BY NEIL TOWNSEND
Grain and oilseed markets have not been boring in 2022/23. In the run-up to spring seeding, the war in Ukraine sparked substantial price increases. Simultaneously, inflation sprang from the embers of the COVID lockdowns and accompanying public policy. Already vulnerable populations faced increased concern about food shortages. Input costs soared due to logistical problems and supply concerns.
Due to the drought of 2021, there was little grain to market by spring 2022. Farmers were somewhat reluctant to advance sales due to uncertainty around markets and production potential. They worried input costs would be difficult to cover and inputs in short supply.
Typically, farmers market the crop they have and the one they are about to grow. The business end of farming is somewhat cyclical and since we tend to work within these cycles when marketing grain, marketing capacity is unlikely to change substantially for most farmers. Within these cycles, margins will continue to be gained or lost.
The war in Ukraine has continued and inflationary trends grew through the spring, but by fall 2022, these anxieties waned. In fact, wheat prices reverted to pre-war levels. Input costs were higher, but concern about physical availability diminished.
A relatively successful production sequence in 2022 means farmers still have marketing decisions to make in the remainder of 2022/23. Now, they are preparing for 2023 seeding and the subsequent 2023/24 marketing year. The war continues and inflation remains relatively untamed. What decisions should farmers make?
Typically, western Canadian crops have an 18-month marketing window. With the commencement of harvest on Aug. 1, farmers have roughly six months prior to the start of the marketing year in which to find the best forward contracting prices for a particular commodity. Any portion of the crop unpriced after this date will be sold throughout the marketing year at the mercy of current market forces. Will farmers be more reluctant to carry a higher percentage of uncontracted crop into the current marketing year? Each farmer has a unique risk profile upon which to base such decisions.
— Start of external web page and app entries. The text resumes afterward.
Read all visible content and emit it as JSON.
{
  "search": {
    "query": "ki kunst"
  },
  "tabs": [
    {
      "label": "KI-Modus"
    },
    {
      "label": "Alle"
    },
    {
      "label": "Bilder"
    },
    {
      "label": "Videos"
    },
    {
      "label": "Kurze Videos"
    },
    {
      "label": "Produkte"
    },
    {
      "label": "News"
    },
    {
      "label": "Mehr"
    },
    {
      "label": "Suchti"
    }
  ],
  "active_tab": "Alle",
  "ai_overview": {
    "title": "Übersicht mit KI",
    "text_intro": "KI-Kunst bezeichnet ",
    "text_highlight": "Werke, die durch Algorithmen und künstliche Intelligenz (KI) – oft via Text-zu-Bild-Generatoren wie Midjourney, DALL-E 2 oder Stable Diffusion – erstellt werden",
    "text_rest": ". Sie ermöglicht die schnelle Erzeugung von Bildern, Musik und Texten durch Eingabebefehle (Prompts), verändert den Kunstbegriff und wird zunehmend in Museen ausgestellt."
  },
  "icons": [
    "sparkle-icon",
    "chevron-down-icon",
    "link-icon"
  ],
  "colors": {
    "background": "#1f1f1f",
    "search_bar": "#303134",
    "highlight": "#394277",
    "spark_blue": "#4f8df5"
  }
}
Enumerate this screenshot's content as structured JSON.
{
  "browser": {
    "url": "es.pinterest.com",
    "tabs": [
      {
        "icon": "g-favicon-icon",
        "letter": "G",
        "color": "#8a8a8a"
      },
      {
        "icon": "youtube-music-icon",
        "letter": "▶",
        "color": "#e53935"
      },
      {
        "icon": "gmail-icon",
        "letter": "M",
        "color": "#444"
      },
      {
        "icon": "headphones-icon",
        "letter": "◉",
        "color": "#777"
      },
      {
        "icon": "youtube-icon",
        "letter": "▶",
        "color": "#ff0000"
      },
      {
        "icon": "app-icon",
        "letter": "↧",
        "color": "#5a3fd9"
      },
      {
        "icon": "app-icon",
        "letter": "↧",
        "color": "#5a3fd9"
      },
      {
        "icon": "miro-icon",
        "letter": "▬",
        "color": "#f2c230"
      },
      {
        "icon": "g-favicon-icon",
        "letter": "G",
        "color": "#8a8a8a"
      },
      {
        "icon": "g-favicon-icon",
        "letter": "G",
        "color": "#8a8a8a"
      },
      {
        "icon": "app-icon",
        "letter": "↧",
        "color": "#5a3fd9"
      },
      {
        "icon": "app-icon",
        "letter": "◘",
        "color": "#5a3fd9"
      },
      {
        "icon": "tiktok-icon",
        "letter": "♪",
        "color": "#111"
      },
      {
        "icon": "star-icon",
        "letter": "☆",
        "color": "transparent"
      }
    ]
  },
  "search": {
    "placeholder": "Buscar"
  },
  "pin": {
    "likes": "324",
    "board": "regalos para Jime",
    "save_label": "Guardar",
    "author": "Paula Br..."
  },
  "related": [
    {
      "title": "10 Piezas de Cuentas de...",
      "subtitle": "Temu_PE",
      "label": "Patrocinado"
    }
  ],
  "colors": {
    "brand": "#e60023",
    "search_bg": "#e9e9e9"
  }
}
Farmers are overwhelmingly reluctant to carry any portion of their crop forward into a second marketing year and there is no indication they are stretching their standard 18-month windows.
Forward pricing on inputs such as diesel, fertilizer and chemicals will remain an option for farmers. In certain circumstances, if prices seem favourable, farmers can purchase forward input needs well in advance of utilization. However, price direction often changes—as the saying goes, the cure for high prices is high prices. Risk management dictates incremental buying of inputs as it does the incremental selling of the crop. The purchase of inputs ahead of potential shortage of supply is the exception to this rule.
In the end, the market corrected. Yes, commodity prices were somewhat higher, but also maintained in a relatively high channel. Farmers are confident they can purchase inputs at a workable price and receive positive return on investment or break even at worst.
However, there’s a bigger question. Will farmers view current prices as justifying an increase in the percentage of the crop they sell forward? The current market is inverted to today’s prices. This means lower prices are potentially on the horizon. It also encourages advancement of sales to prevent further slippage. But with fresh memories of drought and elevated uncertainty in markets, the decision to make larger-than-normal sales is not easy. More likely, farmers will sell roughly the usual 30 per cent of their expected crop prior to harvest.
Neil Townsend is chief market analyst with FarmLink Marketing Solutions.